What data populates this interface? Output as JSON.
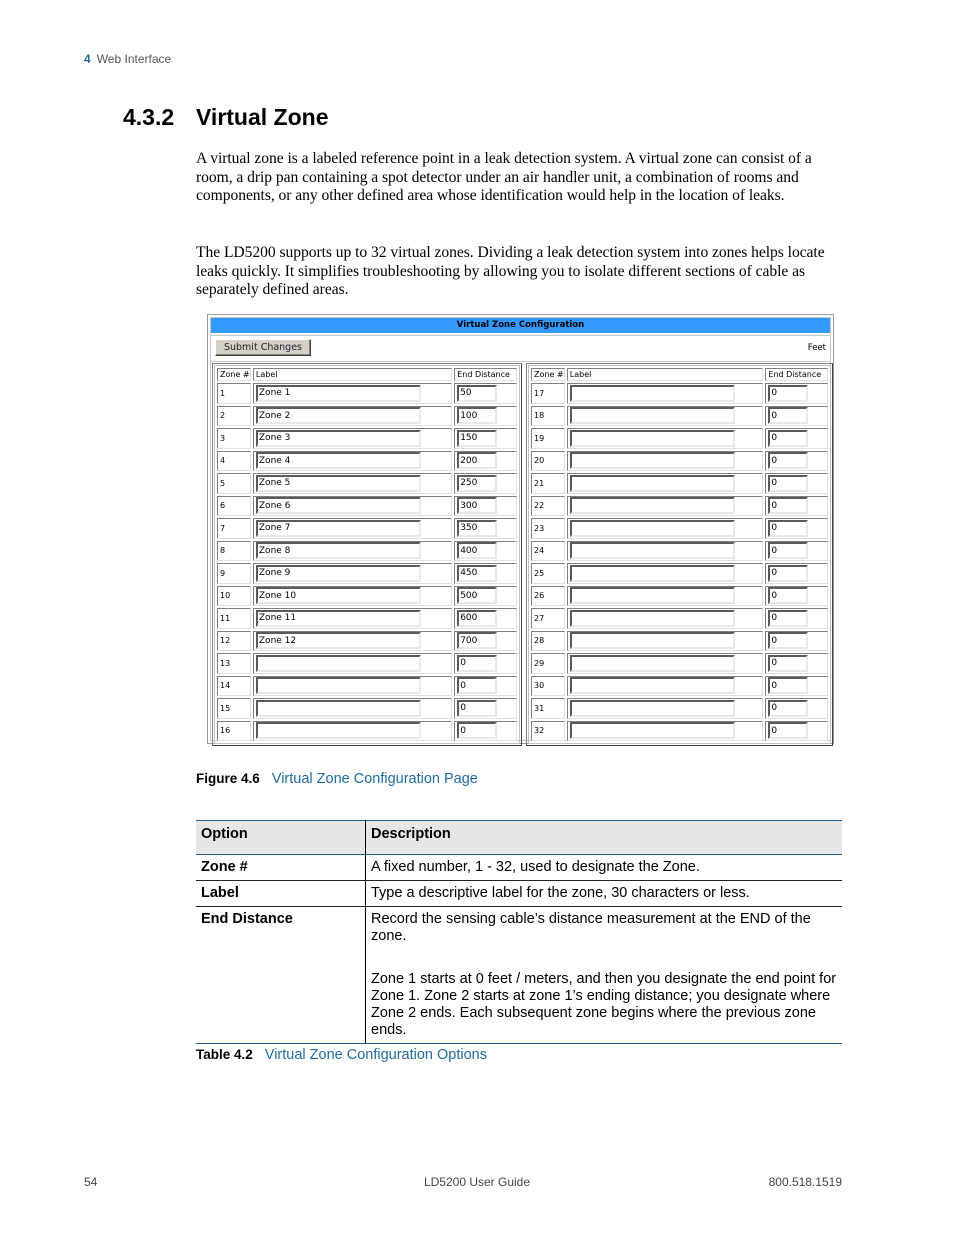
{
  "running_head": {
    "chapter": "4",
    "title": "Web Interface"
  },
  "section": {
    "number": "4.3.2",
    "title": "Virtual Zone"
  },
  "paragraphs": [
    "A virtual zone is a labeled reference point in a leak detection system. A virtual zone can consist of a room, a drip pan containing a spot detector under an air handler unit, a combination of rooms and components, or any other defined area whose identification would help in the location of leaks.",
    "The LD5200 supports up to 32 virtual zones. Dividing a leak detection system into zones helps locate leaks quickly. It simplifies troubleshooting by allowing you to isolate different sections of cable as separately defined areas."
  ],
  "screenshot": {
    "title": "Virtual Zone Configuration",
    "submit_label": "Submit Changes",
    "units": "Feet",
    "header_color": "#3399ff",
    "columns": {
      "zone": "Zone #",
      "label": "Label",
      "end_distance": "End Distance"
    },
    "left_zones": [
      {
        "zone": "1",
        "label": "Zone 1",
        "end": "50"
      },
      {
        "zone": "2",
        "label": "Zone 2",
        "end": "100"
      },
      {
        "zone": "3",
        "label": "Zone 3",
        "end": "150"
      },
      {
        "zone": "4",
        "label": "Zone 4",
        "end": "200"
      },
      {
        "zone": "5",
        "label": "Zone 5",
        "end": "250"
      },
      {
        "zone": "6",
        "label": "Zone 6",
        "end": "300"
      },
      {
        "zone": "7",
        "label": "Zone 7",
        "end": "350"
      },
      {
        "zone": "8",
        "label": "Zone 8",
        "end": "400"
      },
      {
        "zone": "9",
        "label": "Zone 9",
        "end": "450"
      },
      {
        "zone": "10",
        "label": "Zone 10",
        "end": "500"
      },
      {
        "zone": "11",
        "label": "Zone 11",
        "end": "600"
      },
      {
        "zone": "12",
        "label": "Zone 12",
        "end": "700"
      },
      {
        "zone": "13",
        "label": "",
        "end": "0"
      },
      {
        "zone": "14",
        "label": "",
        "end": "0"
      },
      {
        "zone": "15",
        "label": "",
        "end": "0"
      },
      {
        "zone": "16",
        "label": "",
        "end": "0"
      }
    ],
    "right_zones": [
      {
        "zone": "17",
        "label": "",
        "end": "0"
      },
      {
        "zone": "18",
        "label": "",
        "end": "0"
      },
      {
        "zone": "19",
        "label": "",
        "end": "0"
      },
      {
        "zone": "20",
        "label": "",
        "end": "0"
      },
      {
        "zone": "21",
        "label": "",
        "end": "0"
      },
      {
        "zone": "22",
        "label": "",
        "end": "0"
      },
      {
        "zone": "23",
        "label": "",
        "end": "0"
      },
      {
        "zone": "24",
        "label": "",
        "end": "0"
      },
      {
        "zone": "25",
        "label": "",
        "end": "0"
      },
      {
        "zone": "26",
        "label": "",
        "end": "0"
      },
      {
        "zone": "27",
        "label": "",
        "end": "0"
      },
      {
        "zone": "28",
        "label": "",
        "end": "0"
      },
      {
        "zone": "29",
        "label": "",
        "end": "0"
      },
      {
        "zone": "30",
        "label": "",
        "end": "0"
      },
      {
        "zone": "31",
        "label": "",
        "end": "0"
      },
      {
        "zone": "32",
        "label": "",
        "end": "0"
      }
    ]
  },
  "figure_caption": {
    "tag": "Figure 4.6",
    "text": "Virtual Zone Configuration Page"
  },
  "options_table": {
    "headers": [
      "Option",
      "Description"
    ],
    "rows": [
      {
        "option": "Zone #",
        "description": [
          "A fixed number, 1 - 32, used to designate the Zone."
        ]
      },
      {
        "option": "Label",
        "description": [
          "Type a descriptive label for the zone, 30 characters or less."
        ]
      },
      {
        "option": "End Distance",
        "description": [
          "Record the sensing cable’s distance measurement at the END of the zone.",
          "Zone 1 starts at 0 feet / meters, and then you designate the end point for Zone 1. Zone 2 starts at zone 1’s ending distance; you designate where Zone 2 ends. Each subsequent zone begins where the previous zone ends."
        ]
      }
    ]
  },
  "table_caption": {
    "tag": "Table 4.2",
    "text": "Virtual Zone Configuration Options"
  },
  "footer": {
    "page": "54",
    "doc": "LD5200 User Guide",
    "phone": "800.518.1519"
  },
  "colors": {
    "accent_blue": "#1f6aa0",
    "table_rule": "#1f5f8b",
    "header_bg": "#e6e6e6"
  }
}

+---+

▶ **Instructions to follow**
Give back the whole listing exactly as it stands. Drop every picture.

▶ **Answer box**
What data populates this interface? Output as JSON.
{
  "running_head": {
    "chapter": "4",
    "title": "Web Interface"
  },
  "section": {
    "number": "4.3.2",
    "title": "Virtual Zone"
  },
  "paragraphs": [
    "A virtual zone is a labeled reference point in a leak detection system. A virtual zone can consist of a room, a drip pan containing a spot detector under an air handler unit, a combination of rooms and components, or any other defined area whose identification would help in the location of leaks.",
    "The LD5200 supports up to 32 virtual zones. Dividing a leak detection system into zones helps locate leaks quickly. It simplifies troubleshooting by allowing you to isolate different sections of cable as separately defined areas."
  ],
  "screenshot": {
    "title": "Virtual Zone Configuration",
    "submit_label": "Submit Changes",
    "units": "Feet",
    "header_color": "#3399ff",
    "columns": {
      "zone": "Zone #",
      "label": "Label",
      "end_distance": "End Distance"
    },
    "left_zones": [
      {
        "zone": "1",
        "label": "Zone 1",
        "end": "50"
      },
      {
        "zone": "2",
        "label": "Zone 2",
        "end": "100"
      },
      {
        "zone": "3",
        "label": "Zone 3",
        "end": "150"
      },
      {
        "zone": "4",
        "label": "Zone 4",
        "end": "200"
      },
      {
        "zone": "5",
        "label": "Zone 5",
        "end": "250"
      },
      {
        "zone": "6",
        "label": "Zone 6",
        "end": "300"
      },
      {
        "zone": "7",
        "label": "Zone 7",
        "end": "350"
      },
      {
        "zone": "8",
        "label": "Zone 8",
        "end": "400"
      },
      {
        "zone": "9",
        "label": "Zone 9",
        "end": "450"
      },
      {
        "zone": "10",
        "label": "Zone 10",
        "end": "500"
      },
      {
        "zone": "11",
        "label": "Zone 11",
        "end": "600"
      },
      {
        "zone": "12",
        "label": "Zone 12",
        "end": "700"
      },
      {
        "zone": "13",
        "label": "",
        "end": "0"
      },
      {
        "zone": "14",
        "label": "",
        "end": "0"
      },
      {
        "zone": "15",
        "label": "",
        "end": "0"
      },
      {
        "zone": "16",
        "label": "",
        "end": "0"
      }
    ],
    "right_zones": [
      {
        "zone": "17",
        "label": "",
        "end": "0"
      },
      {
        "zone": "18",
        "label": "",
        "end": "0"
      },
      {
        "zone": "19",
        "label": "",
        "end": "0"
      },
      {
        "zone": "20",
        "label": "",
        "end": "0"
      },
      {
        "zone": "21",
        "label": "",
        "end": "0"
      },
      {
        "zone": "22",
        "label": "",
        "end": "0"
      },
      {
        "zone": "23",
        "label": "",
        "end": "0"
      },
      {
        "zone": "24",
        "label": "",
        "end": "0"
      },
      {
        "zone": "25",
        "label": "",
        "end": "0"
      },
      {
        "zone": "26",
        "label": "",
        "end": "0"
      },
      {
        "zone": "27",
        "label": "",
        "end": "0"
      },
      {
        "zone": "28",
        "label": "",
        "end": "0"
      },
      {
        "zone": "29",
        "label": "",
        "end": "0"
      },
      {
        "zone": "30",
        "label": "",
        "end": "0"
      },
      {
        "zone": "31",
        "label": "",
        "end": "0"
      },
      {
        "zone": "32",
        "label": "",
        "end": "0"
      }
    ]
  },
  "figure_caption": {
    "tag": "Figure 4.6",
    "text": "Virtual Zone Configuration Page"
  },
  "options_table": {
    "headers": [
      "Option",
      "Description"
    ],
    "rows": [
      {
        "option": "Zone #",
        "description": [
          "A fixed number, 1 - 32, used to designate the Zone."
        ]
      },
      {
        "option": "Label",
        "description": [
          "Type a descriptive label for the zone, 30 characters or less."
        ]
      },
      {
        "option": "End Distance",
        "description": [
          "Record the sensing cable’s distance measurement at the END of the zone.",
          "Zone 1 starts at 0 feet / meters, and then you designate the end point for Zone 1. Zone 2 starts at zone 1’s ending distance; you designate where Zone 2 ends. Each subsequent zone begins where the previous zone ends."
        ]
      }
    ]
  },
  "table_caption": {
    "tag": "Table 4.2",
    "text": "Virtual Zone Configuration Options"
  },
  "footer": {
    "page": "54",
    "doc": "LD5200 User Guide",
    "phone": "800.518.1519"
  },
  "colors": {
    "accent_blue": "#1f6aa0",
    "table_rule": "#1f5f8b",
    "header_bg": "#e6e6e6"
  }
}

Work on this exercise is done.